> [Directions] Please count the lines of the data that contain "JSON" and state only the total.

> [Source data]
= Beginning of Section =

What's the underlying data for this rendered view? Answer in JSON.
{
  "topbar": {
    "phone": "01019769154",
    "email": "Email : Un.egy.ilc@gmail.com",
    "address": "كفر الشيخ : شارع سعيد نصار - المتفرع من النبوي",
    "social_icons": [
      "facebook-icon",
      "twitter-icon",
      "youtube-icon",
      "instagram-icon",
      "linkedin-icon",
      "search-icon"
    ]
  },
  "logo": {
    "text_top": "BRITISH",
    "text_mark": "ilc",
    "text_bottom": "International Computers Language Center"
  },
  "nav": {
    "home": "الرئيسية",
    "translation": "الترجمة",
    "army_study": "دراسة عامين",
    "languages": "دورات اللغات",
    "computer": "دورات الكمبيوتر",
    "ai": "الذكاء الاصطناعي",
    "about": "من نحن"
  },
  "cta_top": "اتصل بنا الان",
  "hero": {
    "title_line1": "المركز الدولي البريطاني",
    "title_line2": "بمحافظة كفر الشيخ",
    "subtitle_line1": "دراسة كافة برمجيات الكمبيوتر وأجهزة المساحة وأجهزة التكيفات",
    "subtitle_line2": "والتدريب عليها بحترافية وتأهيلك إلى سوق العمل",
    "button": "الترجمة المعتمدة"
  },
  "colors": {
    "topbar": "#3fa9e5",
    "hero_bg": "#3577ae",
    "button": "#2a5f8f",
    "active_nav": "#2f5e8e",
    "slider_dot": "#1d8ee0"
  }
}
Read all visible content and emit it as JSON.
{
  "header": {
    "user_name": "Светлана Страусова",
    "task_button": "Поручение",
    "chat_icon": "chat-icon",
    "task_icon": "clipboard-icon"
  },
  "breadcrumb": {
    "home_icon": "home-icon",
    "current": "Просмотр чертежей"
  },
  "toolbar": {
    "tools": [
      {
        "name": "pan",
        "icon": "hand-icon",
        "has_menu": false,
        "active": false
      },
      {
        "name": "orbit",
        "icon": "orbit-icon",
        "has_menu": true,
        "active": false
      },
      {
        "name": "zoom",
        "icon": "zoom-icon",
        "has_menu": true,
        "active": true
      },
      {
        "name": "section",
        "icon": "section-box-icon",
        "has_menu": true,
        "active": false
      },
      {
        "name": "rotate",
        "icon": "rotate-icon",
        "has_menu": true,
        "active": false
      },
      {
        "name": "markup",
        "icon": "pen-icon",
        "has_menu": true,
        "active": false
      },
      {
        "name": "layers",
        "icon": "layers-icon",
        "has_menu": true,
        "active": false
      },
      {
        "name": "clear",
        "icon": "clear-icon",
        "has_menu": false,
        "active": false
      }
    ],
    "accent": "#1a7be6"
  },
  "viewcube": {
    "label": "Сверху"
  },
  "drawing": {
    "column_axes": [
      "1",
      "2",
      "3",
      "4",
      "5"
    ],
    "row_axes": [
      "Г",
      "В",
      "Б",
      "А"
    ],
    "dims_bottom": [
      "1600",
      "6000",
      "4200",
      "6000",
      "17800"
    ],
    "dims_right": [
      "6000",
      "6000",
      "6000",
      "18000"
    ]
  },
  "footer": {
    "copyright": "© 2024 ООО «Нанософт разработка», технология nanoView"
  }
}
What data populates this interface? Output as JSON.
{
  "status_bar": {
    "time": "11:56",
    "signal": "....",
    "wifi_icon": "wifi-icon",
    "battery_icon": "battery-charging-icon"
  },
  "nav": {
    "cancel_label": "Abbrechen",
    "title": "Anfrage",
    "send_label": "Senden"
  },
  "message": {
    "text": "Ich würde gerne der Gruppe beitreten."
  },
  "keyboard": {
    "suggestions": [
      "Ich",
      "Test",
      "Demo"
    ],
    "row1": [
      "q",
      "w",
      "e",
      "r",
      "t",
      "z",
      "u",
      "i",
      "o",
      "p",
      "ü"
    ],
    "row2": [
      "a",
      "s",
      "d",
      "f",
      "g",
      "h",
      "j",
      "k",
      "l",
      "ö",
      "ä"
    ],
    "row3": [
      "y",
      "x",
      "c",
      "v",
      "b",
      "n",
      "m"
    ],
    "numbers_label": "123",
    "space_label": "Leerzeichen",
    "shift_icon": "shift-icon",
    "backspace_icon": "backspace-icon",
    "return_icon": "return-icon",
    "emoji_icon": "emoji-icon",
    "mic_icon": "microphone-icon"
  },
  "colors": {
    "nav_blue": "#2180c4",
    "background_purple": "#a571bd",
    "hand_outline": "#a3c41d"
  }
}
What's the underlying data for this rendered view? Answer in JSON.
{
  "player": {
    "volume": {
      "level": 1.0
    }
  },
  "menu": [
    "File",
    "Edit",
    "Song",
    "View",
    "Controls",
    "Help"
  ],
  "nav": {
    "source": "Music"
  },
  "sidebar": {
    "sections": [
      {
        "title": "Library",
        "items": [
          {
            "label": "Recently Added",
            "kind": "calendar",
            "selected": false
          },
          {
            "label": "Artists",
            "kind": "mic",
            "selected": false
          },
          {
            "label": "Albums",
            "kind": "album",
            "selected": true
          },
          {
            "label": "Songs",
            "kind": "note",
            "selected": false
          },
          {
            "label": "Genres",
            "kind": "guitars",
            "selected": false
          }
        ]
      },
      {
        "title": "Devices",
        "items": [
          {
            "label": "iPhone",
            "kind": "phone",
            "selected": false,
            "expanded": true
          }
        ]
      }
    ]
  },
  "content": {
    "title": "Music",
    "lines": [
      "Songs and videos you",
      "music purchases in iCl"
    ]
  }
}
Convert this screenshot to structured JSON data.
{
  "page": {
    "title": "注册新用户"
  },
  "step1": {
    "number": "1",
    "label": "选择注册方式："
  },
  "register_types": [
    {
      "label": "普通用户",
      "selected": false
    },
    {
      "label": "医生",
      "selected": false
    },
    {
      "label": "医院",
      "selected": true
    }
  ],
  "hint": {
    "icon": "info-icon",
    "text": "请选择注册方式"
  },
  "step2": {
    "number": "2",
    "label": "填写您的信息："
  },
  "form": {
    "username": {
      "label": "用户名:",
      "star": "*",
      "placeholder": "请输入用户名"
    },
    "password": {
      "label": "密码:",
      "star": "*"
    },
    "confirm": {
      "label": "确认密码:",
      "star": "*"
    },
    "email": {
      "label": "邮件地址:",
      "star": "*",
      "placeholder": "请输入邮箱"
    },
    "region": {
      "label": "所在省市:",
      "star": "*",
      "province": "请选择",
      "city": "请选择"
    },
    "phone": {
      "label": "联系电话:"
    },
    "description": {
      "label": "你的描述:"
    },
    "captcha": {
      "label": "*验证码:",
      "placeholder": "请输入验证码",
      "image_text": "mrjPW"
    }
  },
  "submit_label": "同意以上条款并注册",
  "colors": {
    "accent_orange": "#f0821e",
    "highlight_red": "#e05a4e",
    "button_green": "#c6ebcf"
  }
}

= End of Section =

> [Worked solution] 5